“Doubling Down” On Corruption: China Revises Filing Standards for Prosecuting White Collar Crimes
China recently revised the filing standards for prosecuting an array of white-collar crimes. The revised standards halve the monetary thresholds for prosecuting crimes of offering or accepting bribes involving non-state functionaries. These revisions signal China’s determination to crack down on bribery and corruption. Given recent aggressive enforcement against bribe-givers and the robust handling of corruption cases targeting non-state functionaries by the Chinese authorities, multinational companies operating in China are strongly advised to assess their current compliance and operational strategies and implement effective compliance policies.
On April 29, 2022, the Supreme People’s Procuratorate (the SPP) and the Ministry of Public Security (the MPS) jointly issued the Regulations on the Standards for Filing Criminal Cases Under the Jurisdiction of the Public Security Organs for Investigation and Prosecution (II) (the Revised Standards), which revised or refined the previous filing standards, supplemental regulations, and judicial interpretations issued between 2010 and 2016.
The Revised Standards cover 78 types of white-collar crimes - the filing standards for prosecuting 61 types of crimes, including securities and futures-related crimes, illegal business operations, bribery, embezzlement, financial fraud, insurance fraud, loan fraud, money laundering, and tax evasion, have been revised or refined. The filing standards for the remaining white-collar crimes remain unchanged.
In particular, the Revised Standards halve the monetary thresholds triggering the prosecution of the crimes of accepting bribes by a non-state functionary, offering bribes to a non-state functionary1, embezzlement, and misappropriating funds, from CNY60,000 (or CNY100,000 under certain circumstances) to CNY30,000 (or CNY50,000 under certain circumstances) (see below table).
|Private Sector Crime||Criminal Threshold (2016)||Revised Standards Triggering Prosecution (2022)|
|Acceptance of bribes by a non-state functionary (Article 163, the PRC Criminal Law)||CNY60,000 (CNY20,000 if there are aggravating factors)|| |
|Offering bribes to a non-state functionary (Article 164 (1), the PRC Criminal Law)|| |
CNY60,0002 (CNY20,000 if there are aggravating factors)
CNY30,000 (CNY200,000 for entity crime)
|Embezzlement (Article 271, the PRC Criminal Law)||CNY60,000 (CNY20,000 if there are aggravating factors)||CNY30,000|
|Misappropriating funds (Article 272, the PRC Criminal Law)||CNY60,000 (CNY100,000 if funds are not returned within three months or funds are used to conduct for-profit activity)||CNY30,000 (CNY50,000 if funds are not returned within three months or funds are used to conduct for profits activity)|
The higher thresholds were initially set forth in the Interpretation of Several Issues Concerning the Application of Law in Handling Criminal Cases of Corruption and Bribery, published by the SPP and Supreme People’s Court (SPC) in 2016. It is anticipated that the SPP and SPC may issue additional judicial interpretations in alignment with the Revised Standards in the near future.
The Revised Standards reflect China’s determination to crack down on corruption, and echo the trend we have seen in recent government enforcement actions in China.
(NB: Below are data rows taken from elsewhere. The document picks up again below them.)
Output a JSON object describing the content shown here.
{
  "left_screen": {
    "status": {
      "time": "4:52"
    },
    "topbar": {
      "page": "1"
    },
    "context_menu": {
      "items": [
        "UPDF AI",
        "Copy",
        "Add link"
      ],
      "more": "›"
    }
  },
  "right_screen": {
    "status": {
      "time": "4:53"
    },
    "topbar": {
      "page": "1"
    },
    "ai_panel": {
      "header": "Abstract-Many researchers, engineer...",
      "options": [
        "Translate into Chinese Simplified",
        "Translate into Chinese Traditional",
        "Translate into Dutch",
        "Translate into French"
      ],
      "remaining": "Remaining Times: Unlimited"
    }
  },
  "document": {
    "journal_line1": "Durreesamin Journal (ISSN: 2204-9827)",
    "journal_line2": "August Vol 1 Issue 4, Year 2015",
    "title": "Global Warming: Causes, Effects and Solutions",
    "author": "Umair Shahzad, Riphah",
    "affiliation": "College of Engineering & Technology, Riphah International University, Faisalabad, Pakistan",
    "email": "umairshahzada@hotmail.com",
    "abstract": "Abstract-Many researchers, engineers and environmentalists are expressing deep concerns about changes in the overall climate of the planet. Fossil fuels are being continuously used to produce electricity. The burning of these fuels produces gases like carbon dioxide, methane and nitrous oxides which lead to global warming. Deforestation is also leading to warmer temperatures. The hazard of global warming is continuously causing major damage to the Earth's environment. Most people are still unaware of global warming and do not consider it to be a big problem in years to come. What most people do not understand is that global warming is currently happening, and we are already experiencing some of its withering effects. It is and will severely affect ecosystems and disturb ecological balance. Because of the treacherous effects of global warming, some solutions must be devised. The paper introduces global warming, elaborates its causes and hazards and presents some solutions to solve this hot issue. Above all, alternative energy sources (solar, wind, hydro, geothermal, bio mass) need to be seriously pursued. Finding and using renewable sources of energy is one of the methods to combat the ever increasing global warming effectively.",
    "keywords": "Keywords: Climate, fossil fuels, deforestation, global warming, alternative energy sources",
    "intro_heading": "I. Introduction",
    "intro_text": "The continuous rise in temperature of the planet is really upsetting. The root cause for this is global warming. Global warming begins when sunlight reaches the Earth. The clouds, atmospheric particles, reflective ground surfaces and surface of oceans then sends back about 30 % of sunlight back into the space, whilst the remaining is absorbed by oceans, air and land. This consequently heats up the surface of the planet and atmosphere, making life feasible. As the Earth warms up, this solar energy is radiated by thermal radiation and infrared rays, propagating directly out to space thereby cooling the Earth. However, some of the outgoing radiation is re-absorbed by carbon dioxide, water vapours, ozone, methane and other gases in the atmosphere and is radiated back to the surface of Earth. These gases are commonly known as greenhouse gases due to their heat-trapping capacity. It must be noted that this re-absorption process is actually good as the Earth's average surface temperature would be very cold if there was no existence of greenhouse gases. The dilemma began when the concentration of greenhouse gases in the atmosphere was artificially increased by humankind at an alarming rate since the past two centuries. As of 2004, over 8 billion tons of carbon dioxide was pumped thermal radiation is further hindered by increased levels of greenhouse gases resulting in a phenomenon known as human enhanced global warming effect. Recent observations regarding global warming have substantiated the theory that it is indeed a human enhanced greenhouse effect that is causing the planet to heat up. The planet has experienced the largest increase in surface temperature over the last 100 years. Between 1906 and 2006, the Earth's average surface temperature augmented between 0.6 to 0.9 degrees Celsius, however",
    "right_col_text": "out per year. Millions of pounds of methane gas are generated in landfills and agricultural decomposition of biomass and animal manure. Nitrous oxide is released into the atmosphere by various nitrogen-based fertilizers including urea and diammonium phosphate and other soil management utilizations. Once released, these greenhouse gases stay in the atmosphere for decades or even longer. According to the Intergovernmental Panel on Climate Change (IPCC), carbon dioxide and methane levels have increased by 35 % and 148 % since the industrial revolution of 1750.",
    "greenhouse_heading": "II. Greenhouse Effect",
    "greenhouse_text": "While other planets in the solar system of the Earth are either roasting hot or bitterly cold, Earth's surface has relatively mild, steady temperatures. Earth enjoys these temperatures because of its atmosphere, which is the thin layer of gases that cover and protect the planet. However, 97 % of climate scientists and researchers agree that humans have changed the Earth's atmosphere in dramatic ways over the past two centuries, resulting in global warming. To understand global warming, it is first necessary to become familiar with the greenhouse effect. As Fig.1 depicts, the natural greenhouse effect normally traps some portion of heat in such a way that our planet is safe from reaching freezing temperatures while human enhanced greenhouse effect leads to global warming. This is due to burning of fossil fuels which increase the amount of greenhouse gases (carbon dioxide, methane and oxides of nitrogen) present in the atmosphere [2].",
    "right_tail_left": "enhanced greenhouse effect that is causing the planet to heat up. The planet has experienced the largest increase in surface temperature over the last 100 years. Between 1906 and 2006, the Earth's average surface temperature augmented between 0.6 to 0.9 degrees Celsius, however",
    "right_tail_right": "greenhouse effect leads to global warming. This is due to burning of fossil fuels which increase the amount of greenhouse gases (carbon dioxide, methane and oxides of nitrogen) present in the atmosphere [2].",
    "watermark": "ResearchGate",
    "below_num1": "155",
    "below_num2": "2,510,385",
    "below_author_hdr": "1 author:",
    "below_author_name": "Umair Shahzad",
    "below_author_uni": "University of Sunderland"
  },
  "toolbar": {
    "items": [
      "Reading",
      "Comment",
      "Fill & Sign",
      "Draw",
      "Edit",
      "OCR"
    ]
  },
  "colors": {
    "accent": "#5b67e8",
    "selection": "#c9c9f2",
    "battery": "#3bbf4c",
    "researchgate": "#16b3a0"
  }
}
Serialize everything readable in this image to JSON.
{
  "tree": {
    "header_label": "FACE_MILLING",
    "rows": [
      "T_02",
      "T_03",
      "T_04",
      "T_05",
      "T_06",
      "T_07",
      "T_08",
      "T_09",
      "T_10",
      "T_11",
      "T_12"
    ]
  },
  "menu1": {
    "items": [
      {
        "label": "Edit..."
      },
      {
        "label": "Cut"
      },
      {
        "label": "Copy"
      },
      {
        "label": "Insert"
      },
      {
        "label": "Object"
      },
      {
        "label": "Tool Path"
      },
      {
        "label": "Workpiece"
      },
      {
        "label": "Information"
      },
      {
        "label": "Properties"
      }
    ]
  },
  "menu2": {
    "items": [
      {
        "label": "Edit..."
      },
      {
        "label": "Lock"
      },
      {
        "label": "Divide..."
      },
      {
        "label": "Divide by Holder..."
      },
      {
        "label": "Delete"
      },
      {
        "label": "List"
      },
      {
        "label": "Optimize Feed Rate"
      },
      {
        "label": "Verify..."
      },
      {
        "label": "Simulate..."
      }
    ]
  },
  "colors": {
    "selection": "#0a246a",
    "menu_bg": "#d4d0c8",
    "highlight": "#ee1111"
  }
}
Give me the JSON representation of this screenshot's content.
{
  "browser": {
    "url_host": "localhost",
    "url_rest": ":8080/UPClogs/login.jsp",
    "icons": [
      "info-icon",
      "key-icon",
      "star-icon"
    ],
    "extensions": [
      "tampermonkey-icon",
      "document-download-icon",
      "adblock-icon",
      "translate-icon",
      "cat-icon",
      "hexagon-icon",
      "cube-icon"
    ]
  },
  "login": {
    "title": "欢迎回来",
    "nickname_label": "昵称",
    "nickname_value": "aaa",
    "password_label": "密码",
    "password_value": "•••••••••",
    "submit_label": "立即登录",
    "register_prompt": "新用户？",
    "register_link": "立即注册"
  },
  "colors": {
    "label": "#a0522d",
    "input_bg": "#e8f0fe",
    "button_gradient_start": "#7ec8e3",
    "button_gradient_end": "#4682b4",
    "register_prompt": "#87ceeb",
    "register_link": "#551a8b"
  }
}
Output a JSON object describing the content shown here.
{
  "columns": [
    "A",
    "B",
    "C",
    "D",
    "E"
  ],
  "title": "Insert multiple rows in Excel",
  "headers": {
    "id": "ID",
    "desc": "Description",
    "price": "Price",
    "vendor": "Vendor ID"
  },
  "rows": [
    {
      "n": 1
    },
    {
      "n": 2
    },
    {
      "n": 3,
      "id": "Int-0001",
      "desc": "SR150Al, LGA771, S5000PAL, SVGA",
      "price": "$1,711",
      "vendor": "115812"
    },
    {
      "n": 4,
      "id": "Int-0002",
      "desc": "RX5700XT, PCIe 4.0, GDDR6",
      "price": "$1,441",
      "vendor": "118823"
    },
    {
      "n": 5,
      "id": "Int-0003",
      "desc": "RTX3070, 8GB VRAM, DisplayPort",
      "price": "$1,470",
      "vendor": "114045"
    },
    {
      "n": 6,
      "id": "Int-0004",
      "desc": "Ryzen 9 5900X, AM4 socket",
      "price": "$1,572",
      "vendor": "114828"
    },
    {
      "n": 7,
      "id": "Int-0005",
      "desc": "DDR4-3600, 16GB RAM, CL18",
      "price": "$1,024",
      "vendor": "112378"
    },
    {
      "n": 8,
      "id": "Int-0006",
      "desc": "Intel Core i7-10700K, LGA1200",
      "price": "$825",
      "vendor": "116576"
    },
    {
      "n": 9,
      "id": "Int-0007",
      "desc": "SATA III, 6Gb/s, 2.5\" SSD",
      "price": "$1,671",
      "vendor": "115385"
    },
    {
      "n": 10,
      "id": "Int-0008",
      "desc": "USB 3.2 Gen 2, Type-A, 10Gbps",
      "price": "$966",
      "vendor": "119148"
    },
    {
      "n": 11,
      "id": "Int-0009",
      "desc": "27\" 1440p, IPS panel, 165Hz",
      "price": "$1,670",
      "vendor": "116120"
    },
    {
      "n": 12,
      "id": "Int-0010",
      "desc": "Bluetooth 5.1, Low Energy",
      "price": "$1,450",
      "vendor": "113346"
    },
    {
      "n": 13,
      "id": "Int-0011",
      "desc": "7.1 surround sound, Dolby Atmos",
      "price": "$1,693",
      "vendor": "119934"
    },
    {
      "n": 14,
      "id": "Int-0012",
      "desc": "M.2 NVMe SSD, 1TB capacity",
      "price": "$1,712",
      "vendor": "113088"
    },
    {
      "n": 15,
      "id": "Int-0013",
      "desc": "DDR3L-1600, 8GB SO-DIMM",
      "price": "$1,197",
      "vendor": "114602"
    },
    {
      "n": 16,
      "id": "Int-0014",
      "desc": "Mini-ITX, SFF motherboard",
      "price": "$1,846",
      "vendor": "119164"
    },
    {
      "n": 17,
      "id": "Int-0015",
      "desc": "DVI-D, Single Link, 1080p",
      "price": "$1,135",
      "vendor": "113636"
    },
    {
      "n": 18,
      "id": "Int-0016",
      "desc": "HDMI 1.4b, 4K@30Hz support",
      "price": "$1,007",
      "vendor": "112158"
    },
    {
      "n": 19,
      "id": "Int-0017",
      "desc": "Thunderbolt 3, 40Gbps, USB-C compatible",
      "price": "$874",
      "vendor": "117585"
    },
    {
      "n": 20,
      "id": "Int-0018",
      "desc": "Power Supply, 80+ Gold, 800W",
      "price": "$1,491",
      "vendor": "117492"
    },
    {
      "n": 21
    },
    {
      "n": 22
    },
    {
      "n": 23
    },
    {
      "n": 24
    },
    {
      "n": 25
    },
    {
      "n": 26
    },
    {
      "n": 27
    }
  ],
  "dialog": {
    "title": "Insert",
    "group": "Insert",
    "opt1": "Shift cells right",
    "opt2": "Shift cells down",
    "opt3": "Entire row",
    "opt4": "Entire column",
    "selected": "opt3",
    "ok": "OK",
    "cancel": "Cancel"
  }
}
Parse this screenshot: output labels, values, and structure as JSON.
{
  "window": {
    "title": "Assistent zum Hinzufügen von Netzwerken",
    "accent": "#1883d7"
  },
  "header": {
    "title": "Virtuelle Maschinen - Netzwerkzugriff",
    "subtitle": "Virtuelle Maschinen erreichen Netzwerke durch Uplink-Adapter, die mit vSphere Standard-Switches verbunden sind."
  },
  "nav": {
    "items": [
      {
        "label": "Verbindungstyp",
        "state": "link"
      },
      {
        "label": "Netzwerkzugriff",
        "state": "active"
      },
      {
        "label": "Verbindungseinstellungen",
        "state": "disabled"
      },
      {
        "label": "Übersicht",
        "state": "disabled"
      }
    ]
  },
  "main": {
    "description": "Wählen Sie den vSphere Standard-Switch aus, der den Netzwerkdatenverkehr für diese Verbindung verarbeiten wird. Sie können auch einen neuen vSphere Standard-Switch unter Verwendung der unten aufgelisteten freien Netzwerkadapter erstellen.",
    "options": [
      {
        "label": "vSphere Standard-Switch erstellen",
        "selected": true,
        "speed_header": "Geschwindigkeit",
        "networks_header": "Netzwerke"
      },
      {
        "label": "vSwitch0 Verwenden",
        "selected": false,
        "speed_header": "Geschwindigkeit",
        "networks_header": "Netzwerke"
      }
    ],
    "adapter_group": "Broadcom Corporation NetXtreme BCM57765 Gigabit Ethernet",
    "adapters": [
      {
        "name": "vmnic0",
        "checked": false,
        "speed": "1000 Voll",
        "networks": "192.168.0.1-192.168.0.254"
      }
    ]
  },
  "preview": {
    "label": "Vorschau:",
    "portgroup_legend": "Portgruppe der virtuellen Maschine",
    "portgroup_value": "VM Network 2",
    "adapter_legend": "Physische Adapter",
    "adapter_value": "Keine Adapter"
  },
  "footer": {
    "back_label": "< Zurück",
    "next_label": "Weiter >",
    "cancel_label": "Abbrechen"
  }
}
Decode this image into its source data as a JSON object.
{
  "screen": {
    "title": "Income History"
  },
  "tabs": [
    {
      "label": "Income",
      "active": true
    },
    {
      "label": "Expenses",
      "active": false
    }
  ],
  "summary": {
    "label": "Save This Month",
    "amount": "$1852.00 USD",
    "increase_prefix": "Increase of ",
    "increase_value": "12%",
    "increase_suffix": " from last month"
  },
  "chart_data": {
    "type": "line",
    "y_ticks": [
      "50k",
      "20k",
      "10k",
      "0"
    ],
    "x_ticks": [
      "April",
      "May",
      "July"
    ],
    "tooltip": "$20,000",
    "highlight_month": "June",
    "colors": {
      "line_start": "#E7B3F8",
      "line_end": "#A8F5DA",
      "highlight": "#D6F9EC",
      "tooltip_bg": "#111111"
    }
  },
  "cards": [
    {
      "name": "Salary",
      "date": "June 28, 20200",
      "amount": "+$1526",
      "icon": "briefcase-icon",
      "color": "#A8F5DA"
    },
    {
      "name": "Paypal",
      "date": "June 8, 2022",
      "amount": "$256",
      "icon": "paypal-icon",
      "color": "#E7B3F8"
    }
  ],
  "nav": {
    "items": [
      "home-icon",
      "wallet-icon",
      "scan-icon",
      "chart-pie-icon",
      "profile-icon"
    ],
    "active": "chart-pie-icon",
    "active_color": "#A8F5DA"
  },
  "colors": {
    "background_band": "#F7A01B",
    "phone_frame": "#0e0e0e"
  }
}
Specifically:
- The Revised Standards anticipate aggressive investigation and prosecution of bribe-givers, even though enforcement against recipients of bribes has traditionally been the focus.
- The Revised Standards demonstrate robust prosecution of bribery targeting non-state functionaries. The four private sector crimes listed in the table are among the few in the Revised Standards, for which monetary thresholds triggering prosecution are lowered compared to the previous standards. Chinese Criminal Law punishes bribery targeting both non-state functionaries (i.e., private sector bribery) and state functionaries (i.e., public sector bribery). The Revised Standards lower the monetary thresholds creating individual liability for private sector bribery to the same level as public sector bribery, even as punishment for the latter-related offenses is generally more severe.
Companies should assess their policies and procedures and enhance internal controls to mitigate corruption risks as they enter an era of vigorous enforcement of anti-corruption laws in China. Anticipating and remediating risks posed by interactions with public officials is no longer sufficient.
1 Under Chinese law, “state functionaries” consist of government officials and anyone who performs public service in state-owned enterprises and organizations. The scope of a “state functionary” is not identical to “government officials” as defined in the US Foreign Corrupt Practices Act (the FCPA). For example, healthcare providers (HCPs) such as physicians and pharmacists at public hospitals in China are regarded as “government officials” under the FCPA. However, HCPs at public hospitals who solicit or accept bribes when prescribing drugs are considered “non-state functionaries” according to the SPP’s and SPC’s judicial interpretations.
2 It is disputed whether the CNY60,000 threshold applies to entity crime as the 2016 judicial interpretation does not explicitly clarify this.